In the fifth century B.C., a storm upset the pontoon bridges by which Xerxes’ armies were crossing from Persia into Greece. Xerxes punished the strait with three hundred lashes. (Herodotus called this a “highly presumptuous way to address the Hellespont.”)
In the ancient Athenian summer festival known as Buphonia, an ox was slain with an ax, which was then charged with murder and thrown into the sea.
In 1428 Pope Martin V ordered English theologian John Wycliffe’s 44-years-dead body to be dug up and burned for heresy.
In 1519 a group of field mice in Stelvio, Italy, were charged with damaging crops by burrowing. The prosecutor argued that the loss of income prevented local tenants from paying their rents. The mice were assigned a defense attorney, Hans Grinebner, who claimed that his clients aided society by eating insects and enriching the soil. The judge banished the mice but promised them safe conduct and “an additional respite of fourteen days … to all those which are with young and to such as are yet in their infancy.”
In 1685, after the revocation of the Edict of Nantes, the Protestant chapel at La Rochelle, France, was condemned to be demolished. Its bell was spared, with a condition:
To expiate the crime of having rung heretics to prayers, it was sentenced to be first whipped, and then buried and disinterred, by way symbolizing its new birth at passing into Catholic hands. Thereafter it was catechized, and obliged to recant and promise that it would never again relapse into sin. Having made this ample and honourable amends, the bell was reconciled, baptized, and given, or rather sold, to the parish of St. Bartholomew.
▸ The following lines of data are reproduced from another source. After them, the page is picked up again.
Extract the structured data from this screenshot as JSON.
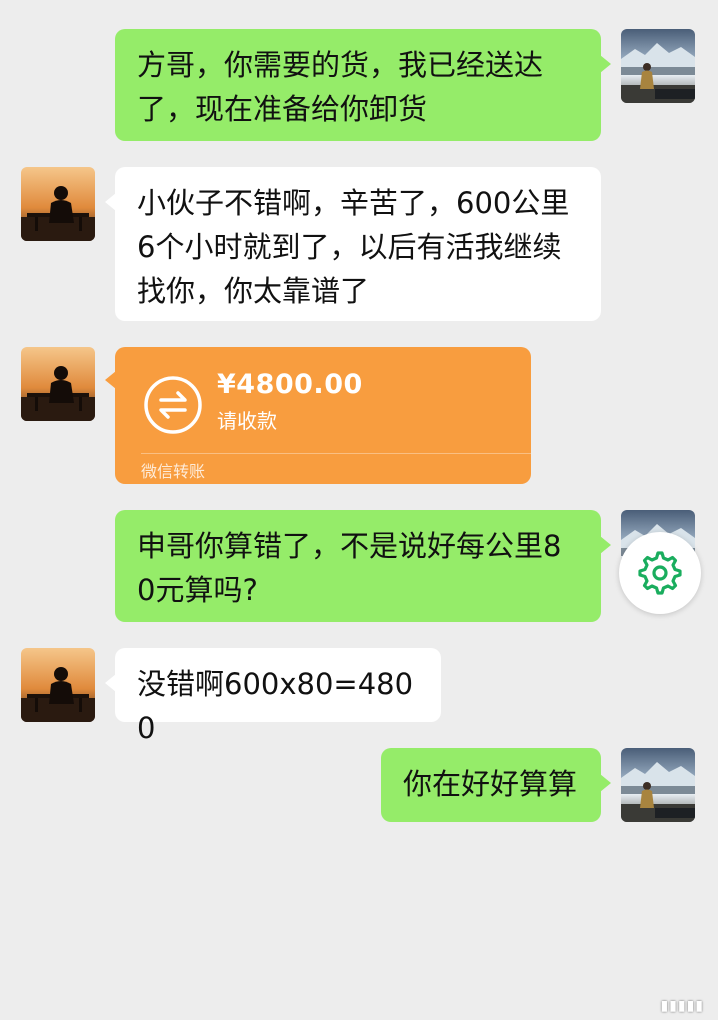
{
  "messages": [
    {
      "side": "right",
      "text": "方哥，你需要的货，我已经送达\n了，现在准备给你卸货"
    },
    {
      "side": "left",
      "text": "小伙子不错啊，辛苦了，600公里\n6个小时就到了，以后有活我继续\n找你，你太靠谱了"
    },
    {
      "side": "right",
      "text": "申哥你算错了，不是说好每公里8\n0元算吗?"
    },
    {
      "side": "left",
      "text": "没错啊600x80=4800"
    },
    {
      "side": "right",
      "text": "你在好好算算"
    }
  ],
  "transfer": {
    "amount": "¥4800.00",
    "status": "请收款",
    "source": "微信转账",
    "color": "#f89d3f"
  },
  "colors": {
    "background": "#ededed",
    "self_bubble": "#95ec69",
    "other_bubble": "#ffffff",
    "gear_accent": "#1aad5e"
  },
  "icons": {
    "transfer_icon": "transfer-arrows-icon",
    "floating_button": "gear-icon"
  }
}
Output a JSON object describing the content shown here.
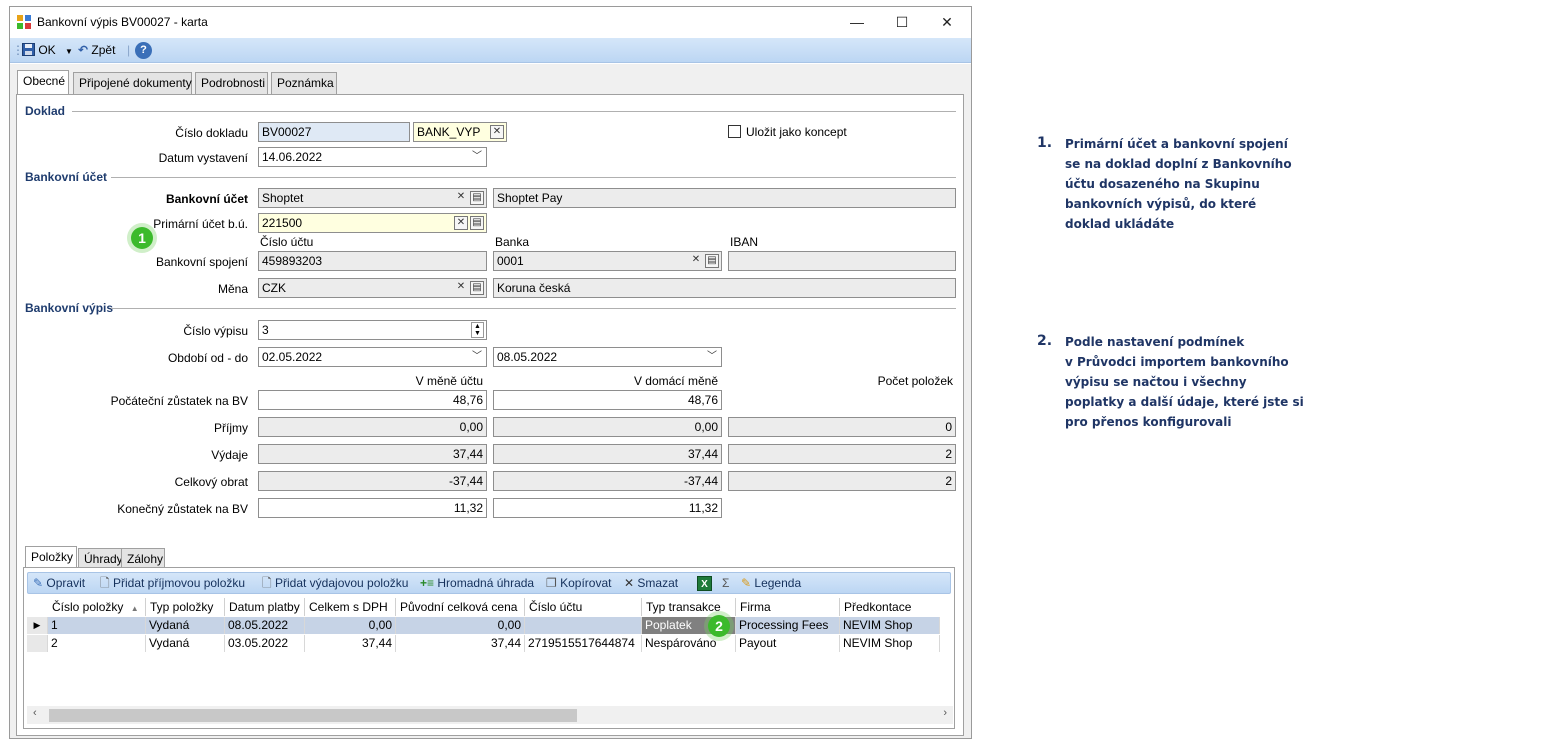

— James George Frazer, Folk-Lore in the Old Testament, 1918